### Stored records:
########################################

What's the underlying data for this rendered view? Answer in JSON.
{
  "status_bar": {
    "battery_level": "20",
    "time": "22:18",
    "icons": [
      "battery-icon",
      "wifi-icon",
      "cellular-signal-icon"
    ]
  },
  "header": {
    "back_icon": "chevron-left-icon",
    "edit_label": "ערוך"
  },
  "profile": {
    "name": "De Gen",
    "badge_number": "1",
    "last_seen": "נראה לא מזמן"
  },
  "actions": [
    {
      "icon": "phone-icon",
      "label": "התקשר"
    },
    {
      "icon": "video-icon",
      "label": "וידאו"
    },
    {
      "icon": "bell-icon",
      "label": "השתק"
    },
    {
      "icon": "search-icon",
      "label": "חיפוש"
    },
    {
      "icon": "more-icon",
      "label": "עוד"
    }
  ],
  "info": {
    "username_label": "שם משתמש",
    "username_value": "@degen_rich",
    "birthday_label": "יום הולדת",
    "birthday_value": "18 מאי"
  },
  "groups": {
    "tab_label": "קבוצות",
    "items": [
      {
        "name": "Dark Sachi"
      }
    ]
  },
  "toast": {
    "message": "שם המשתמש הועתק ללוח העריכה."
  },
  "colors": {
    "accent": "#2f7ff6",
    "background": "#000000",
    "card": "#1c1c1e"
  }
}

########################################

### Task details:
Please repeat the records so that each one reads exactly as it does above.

### Exercise answer:
What's the underlying data for this rendered view? Answer in JSON.
{
  "status_bar": {
    "battery_level": "20",
    "time": "22:18",
    "icons": [
      "battery-icon",
      "wifi-icon",
      "cellular-signal-icon"
    ]
  },
  "header": {
    "back_icon": "chevron-left-icon",
    "edit_label": "ערוך"
  },
  "profile": {
    "name": "De Gen",
    "badge_number": "1",
    "last_seen": "נראה לא מזמן"
  },
  "actions": [
    {
      "icon": "phone-icon",
      "label": "התקשר"
    },
    {
      "icon": "video-icon",
      "label": "וידאו"
    },
    {
      "icon": "bell-icon",
      "label": "השתק"
    },
    {
      "icon": "search-icon",
      "label": "חיפוש"
    },
    {
      "icon": "more-icon",
      "label": "עוד"
    }
  ],
  "info": {
    "username_label": "שם משתמש",
    "username_value": "@degen_rich",
    "birthday_label": "יום הולדת",
    "birthday_value": "18 מאי"
  },
  "groups": {
    "tab_label": "קבוצות",
    "items": [
      {
        "name": "Dark Sachi"
      }
    ]
  },
  "toast": {
    "message": "שם המשתמש הועתק ללוח העריכה."
  },
  "colors": {
    "accent": "#2f7ff6",
    "background": "#000000",
    "card": "#1c1c1e"
  }
}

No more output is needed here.